I have written here before about Germany’s most exclusive bar, the fourty or so lawyers admitted to the Federal Supreme Court (Bundesgerichtshof) in civil matters. Every now and then, attempts are being made to reform this part of the German legal system. Mainly, these attempts take the form of challenges in the courts against the way the members of the bar are selected and appointed – thus far, these challenges failed. The current system has been upheld time and again by the Federal Supreme Court and the Federal Constitutional Court (Bundesverfassungsgericht).
When the presidents of the German bar associations (Rechtsanwaltskammern), the self-governing bodies of the German legal profession, met earlier this month, two reform proposals for the Supreme Court bar were on their agenda. A very bold proposal suggested to abolish the exclusivity altogether and to open up representation at the highest court in civil matters to every lawyer. The second one was less revolutionary; it proposed to grant admission to those who qualified in a procedure similar to that for lawyers seeking to qualify as certified specialists (Fachanwalt) for certain areas of the law.
Both proposals were dismissed by a majority of 17 out of 27 votes. What the presidents of the bar associations could agree upon, however, was a reform proposal for the process of selecting new members for the Supreme Court bar. The key element, it appears, would be to shift the responsibility for the processor from the Federal Ministry of Justice (BMJV) to the German Federal Bar (BRAK) itself.
Here is a translation of the relevant part of the German Federal Bar’s press release:
“The discussion of the Federal Surpeme Court bar took up a lot of space. The 27 presidents present discussed various reform models. The background to the reform proposals are opinions within the legal profession wanting to facilitate access to the Federal Supreme Court by abolishing exclusive admission for all lawyers. The application of one of the bar association to abolish exclusive admission without any replacement was not successful (17 votes against). The model of abolishing exclusive admission to the BGH in civil cases and replacing it with an admission model similar to that for a specialist lawyer was also rejected by a large majority (17 votes against).
After a controversial and critical discussion, the general meeting decided by a majority of 17 votes to retain the Federal Supreme Court’s bar association. The proposal that was finally adopted suggests that the Federal Supreme Court’s bar association will be retained while the admission is reformed. In the future, it will no longer be the Federal Ministry of Justice’s responsibility, but that of the German Federal Bar. The composition of the election committee shall also be amended. In accordance with the resolution passed, the BRAK will work with the legislator to change the Federal Lawyers’ Act (BRAO) as regards the admission and selection procedure.

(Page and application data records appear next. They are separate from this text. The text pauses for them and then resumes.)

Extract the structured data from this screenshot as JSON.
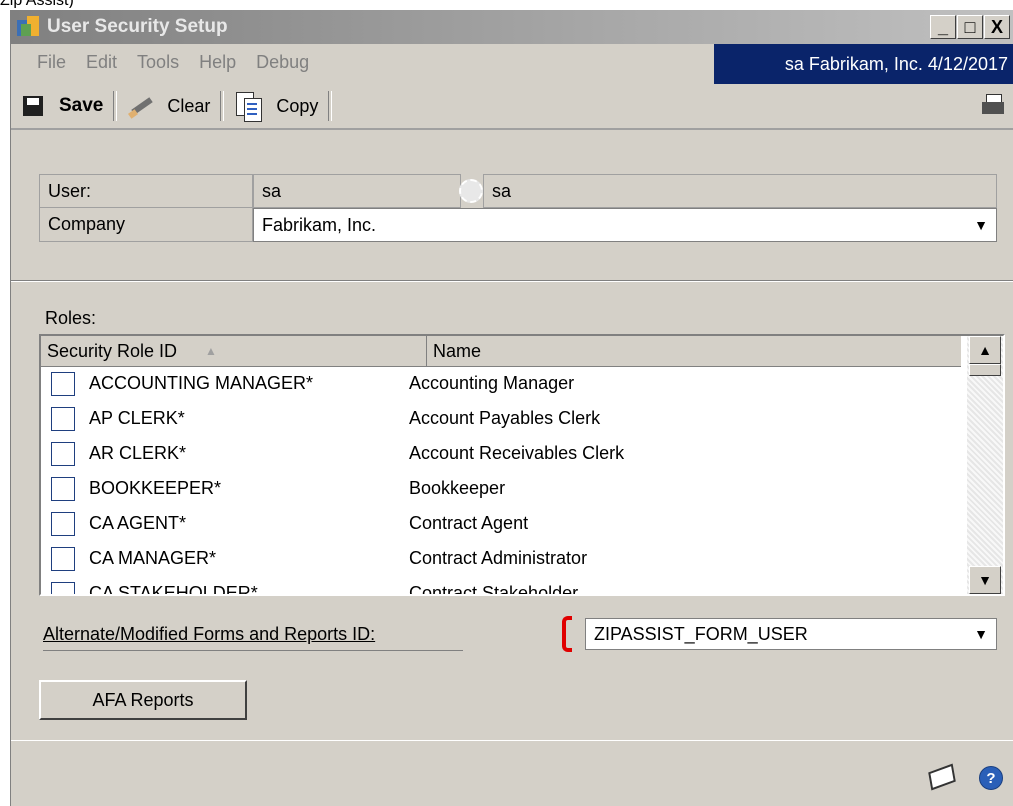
{
  "top_text": "Zip Assist)",
  "window": {
    "title": "User Security Setup",
    "controls": {
      "minimize": "_",
      "maximize": "□",
      "close": "X"
    }
  },
  "menu": {
    "items": [
      "File",
      "Edit",
      "Tools",
      "Help",
      "Debug"
    ],
    "status": "sa  Fabrikam, Inc.  4/12/2017"
  },
  "toolbar": {
    "save_label": "Save",
    "clear_label": "Clear",
    "copy_label": "Copy"
  },
  "form": {
    "user_label": "User:",
    "user_id": "sa",
    "user_name": "sa",
    "company_label": "Company",
    "company_value": "Fabrikam, Inc."
  },
  "roles": {
    "label": "Roles:",
    "columns": [
      "Security Role ID",
      "Name"
    ],
    "sort_indicator": "▲",
    "rows": [
      {
        "id": "ACCOUNTING MANAGER*",
        "name": "Accounting Manager"
      },
      {
        "id": "AP CLERK*",
        "name": "Account Payables Clerk"
      },
      {
        "id": "AR CLERK*",
        "name": "Account Receivables Clerk"
      },
      {
        "id": "BOOKKEEPER*",
        "name": "Bookkeeper"
      },
      {
        "id": "CA AGENT*",
        "name": "Contract Agent"
      },
      {
        "id": "CA MANAGER*",
        "name": "Contract Administrator"
      },
      {
        "id": "CA STAKEHOLDER*",
        "name": "Contract Stakeholder"
      }
    ]
  },
  "alt_forms": {
    "label": "Alternate/Modified Forms and Reports ID:",
    "value": "ZIPASSIST_FORM_USER"
  },
  "afa_button": "AFA Reports",
  "colors": {
    "status_bg": "#0a246a",
    "window_bg": "#d4d0c8",
    "highlight_bracket": "#e00000",
    "help_icon": "#2a5fb8"
  }
}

“The current system of exclusive admission to the Federal Supreme Court has generally been successful, both for the benefit of the judiciary and for the benefit of clients,” says BRAK’s President Dr Ulrich Wessels. “The presidents have examined the issue from all sides and discussed the pros and cons of abolition and reform. It is not least due to the expertise and wealth of experience of the Surpeme Court lawyers resulting from their exclusive admission that – also in the interests of the client – no majority could be found for an abolition. At the same time, the modified admission model will strengthen the self-governance of the legal profession”.